Whether a first time attendee, or a pawpaw veteran, there were plenty of new and interesting sites to see and be part of at the 16th annual Ohio Pawpaw Festival over the weekend at Lake Snowden.
Having first heard of the pawpaw at a store in Columbus where she works, Misty Porter was attending her first Pawpaw Festival.
“I work at a store that sells pawpaw jam,” said Porter. “A friend was coming so we decide to all go.”
Having just tasted the native fruit for the first time, Porter said it tasted more like a mango than she expected.

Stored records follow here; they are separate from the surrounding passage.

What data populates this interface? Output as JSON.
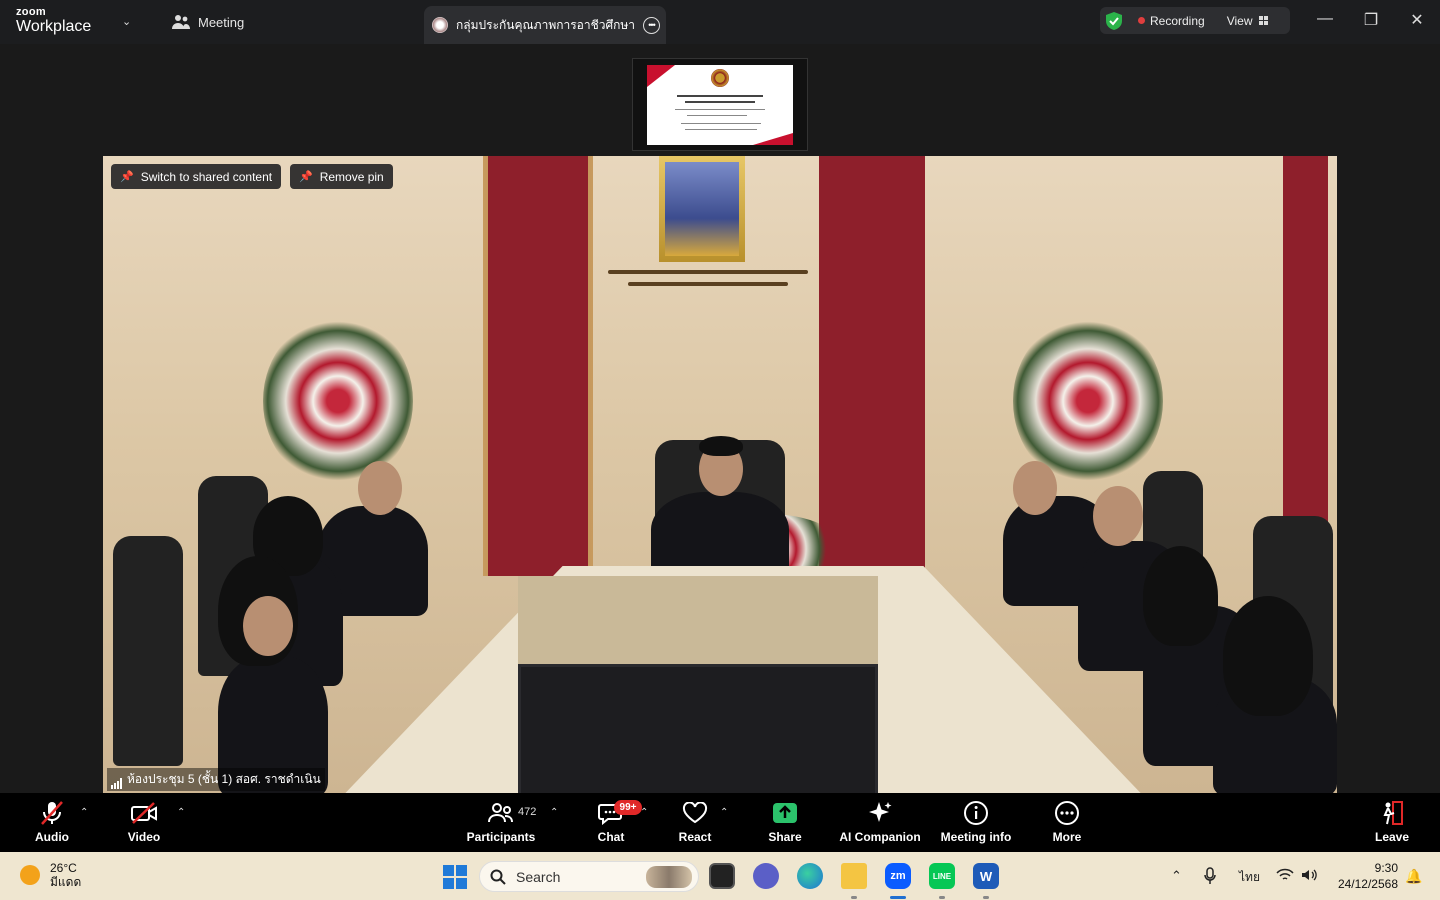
{
  "app": {
    "brand_top": "zoom",
    "brand_bottom": "Workplace"
  },
  "tabs": {
    "meeting_label": "Meeting",
    "active_title": "กลุ่มประกันคุณภาพการอาชีวศึกษา's sc"
  },
  "recording": {
    "label": "Recording",
    "view_label": "View"
  },
  "window_controls": [
    "—",
    "❐",
    "✕"
  ],
  "video": {
    "switch_label": "Switch to shared content",
    "remove_pin_label": "Remove pin",
    "participant_name": "ห้องประชุม 5 (ชั้น 1) สอศ. ราชดำเนิน"
  },
  "toolbar": {
    "audio": "Audio",
    "video": "Video",
    "participants": "Participants",
    "participants_count": "472",
    "chat": "Chat",
    "chat_badge": "99+",
    "react": "React",
    "share": "Share",
    "ai": "AI Companion",
    "info": "Meeting info",
    "more": "More",
    "leave": "Leave"
  },
  "taskbar": {
    "temperature": "26°C",
    "weather": "มีแดด",
    "search_placeholder": "Search",
    "language": "ไทย",
    "time": "9:30",
    "date": "24/12/2568",
    "zoom_app_label": "zm",
    "line_app_label": "LINE",
    "word_app_label": "W"
  },
  "colors": {
    "titlebar": "#1c1d1f",
    "toolbar": "#000000",
    "share_green": "#2bc26b",
    "badge_red": "#e02828",
    "taskbar": "#efe6d0",
    "accent_blue": "#1f6fd1"
  }
}
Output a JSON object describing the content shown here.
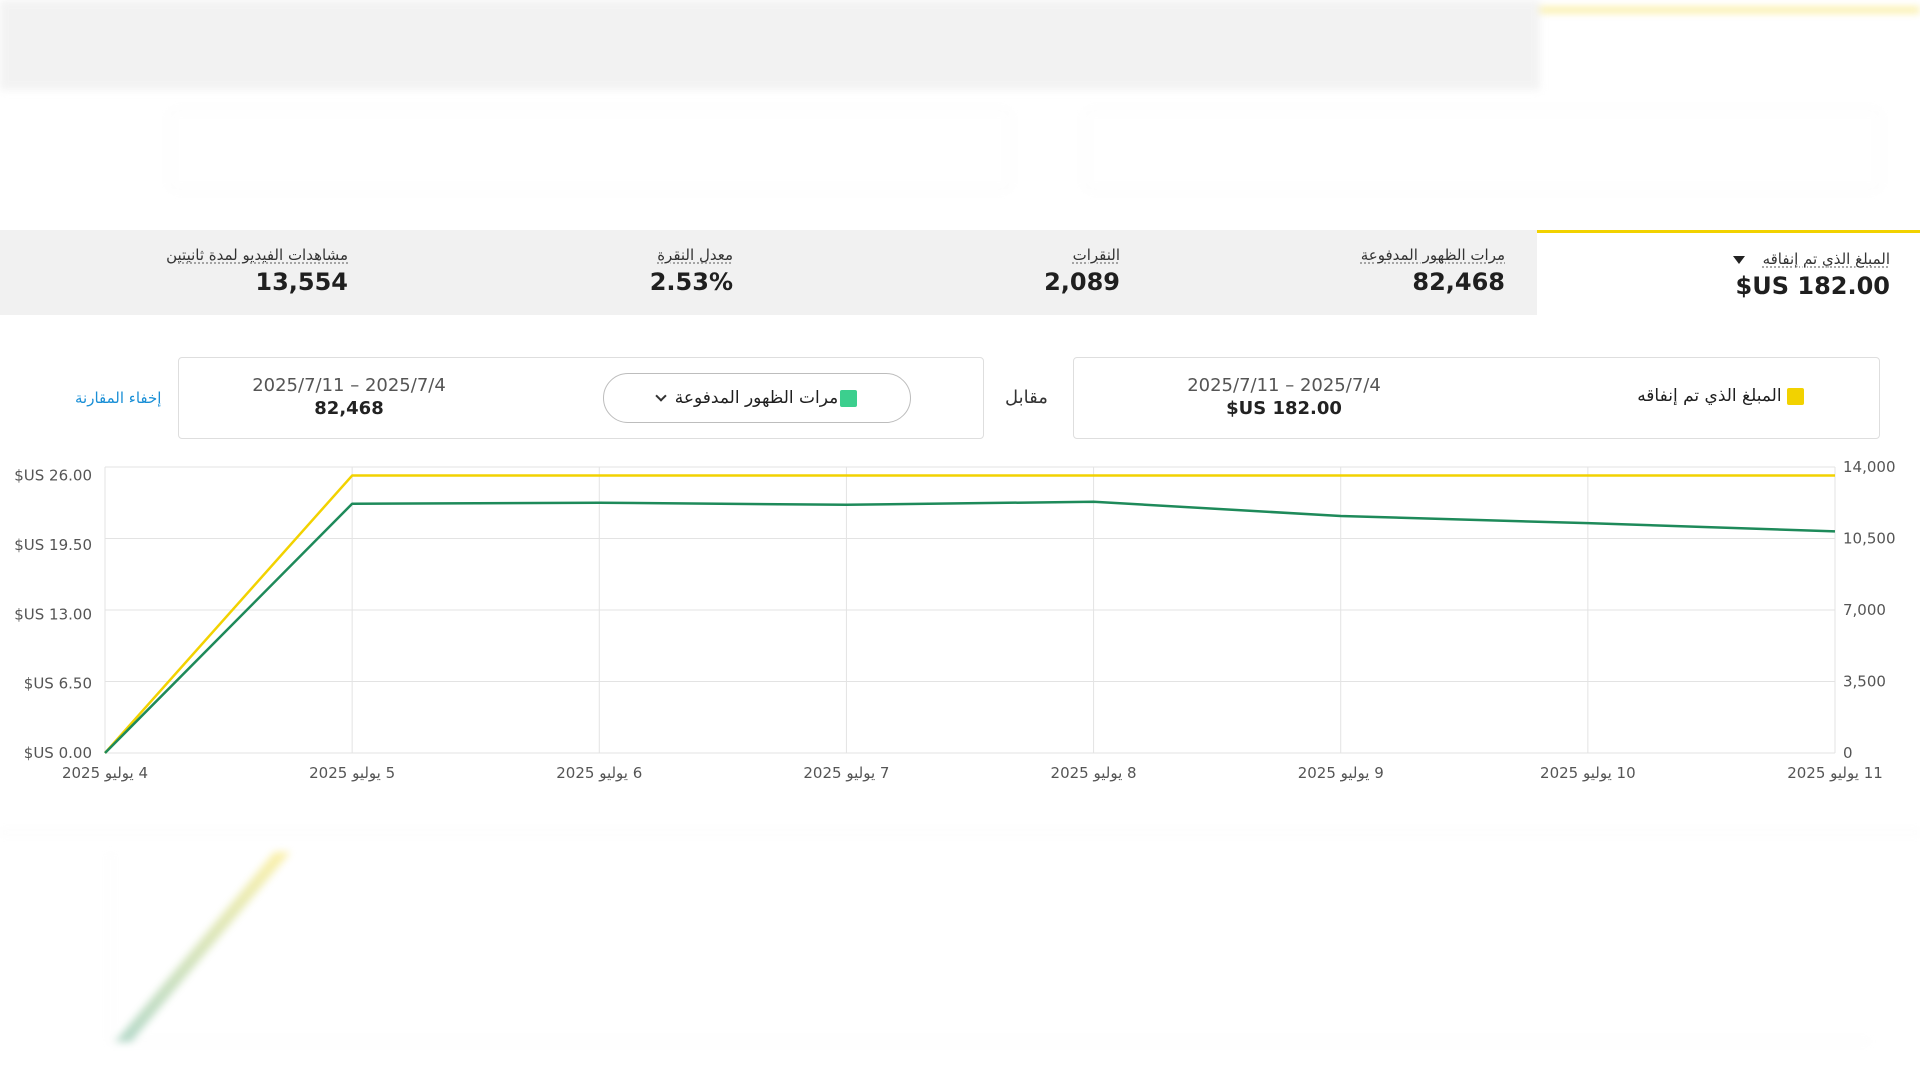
{
  "metrics": {
    "items": [
      {
        "label": "المبلغ الذي تم إنفاقه",
        "value": "$US 182.00",
        "selected": true
      },
      {
        "label": "مرات الظهور المدفوعة",
        "value": "82,468"
      },
      {
        "label": "النقرات",
        "value": "2,089"
      },
      {
        "label": "معدل النقرة",
        "value": "2.53%"
      },
      {
        "label": "مشاهدات الفيديو لمدة ثانيتين",
        "value": "13,554"
      }
    ]
  },
  "comparison": {
    "primary": {
      "metric_label": "المبلغ الذي تم إنفاقه",
      "date_range": "2025/7/4 – 2025/7/11",
      "value": "$US 182.00",
      "color": "#f2d200"
    },
    "vs_label": "مقابل",
    "secondary": {
      "metric_label": "مرات الظهور المدفوعة",
      "date_range": "2025/7/4 – 2025/7/11",
      "value": "82,468",
      "color": "#3ccf8e"
    },
    "hide_label": "إخفاء المقارنة"
  },
  "chart_data": {
    "type": "line",
    "x": [
      "4 يوليو 2025",
      "5 يوليو 2025",
      "6 يوليو 2025",
      "7 يوليو 2025",
      "8 يوليو 2025",
      "9 يوليو 2025",
      "10 يوليو 2025",
      "11 يوليو 2025"
    ],
    "series": [
      {
        "name": "المبلغ الذي تم إنفاقه",
        "axis": "left",
        "color": "#f2d200",
        "values": [
          0,
          26,
          26,
          26,
          26,
          26,
          26,
          26
        ]
      },
      {
        "name": "مرات الظهور المدفوعة",
        "axis": "right",
        "color": "#1e8a5a",
        "values": [
          0,
          12200,
          12250,
          12150,
          12300,
          11600,
          11250,
          10850
        ]
      }
    ],
    "y_left": {
      "ticks": [
        0,
        6.5,
        13,
        19.5,
        26
      ],
      "tick_labels": [
        "$US 0.00",
        "$US 6.50",
        "$US 13.00",
        "$US 19.50",
        "$US 26.00"
      ],
      "lim": [
        0,
        26.8
      ]
    },
    "y_right": {
      "ticks": [
        0,
        3500,
        7000,
        10500,
        14000
      ],
      "tick_labels": [
        "0",
        "3,500",
        "7,000",
        "10,500",
        "14,000"
      ],
      "lim": [
        0,
        14000
      ]
    },
    "grid": true
  }
}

For Deana Detty and Hannah Pridemore of Vinton County the festival was a chance to visit the Henna Fairies. Detty said it was the first time attending the Pawpaw Festival and trying the fruit.
“It’s like a banana and a mango. It has the taste of a banana and the texture of a mango,” said Detty.
While the pawpaw may have been the main attraction at the weekend festival, the gauntlet obstacle course provided some excitement for all ages.
The Pawpaw Gauntlet is a two-person team race for those of all ages. Races were held in four age groups over a series of two days. Saturday featured the youth races with an open practice and free play session prior.
The race traveled through a maze of challenging obstacles, which test strength, agility, intellect, determination and cooperative skills. Included in the race were obstacles that made the competitor jump and slide into water, climb a rope, use a rope swing to cross hay bales, jump from one obstacle to another and many other things. The obstacle course sprint featured more than 20 obstacles in less then a mile.
For 8-year-old Sarah Harris, of Albany, Saturday was the first time to compete in the Pawpaw Gauntlet although she had practiced on the course at last year’s event.
After running a practice lap through the course, Harris said she was “cold and nervous” as she waited to start the race.
The water obstacles drew the most attention from the first time competitor as she described the lake, which had warm water, as her favorite and the slide, which ended in cold water as her least favorite.
Event organizer Chris Chmiel said this year brought a record number of attendees to the festival, and overall, he was very pleased with the event. The festival was not without a small bump in the road though as it closed down at 8 p.m. on Saturday evening due to a power outage.
“It could have been worse,” said Chmiel, calling it “Pawpaw Unplugged.” The outage, which was repaired in time for the festival to open on Sunday morning, impacted the entertainment schedule with the final two bands only able to perform acoustically.
Chmiel added that this was the first time something like this had happened and steps are being taken to ensure it does not happen again.
The Pawpaw Festival will return for a 17th year Sept. 11-13, 2015.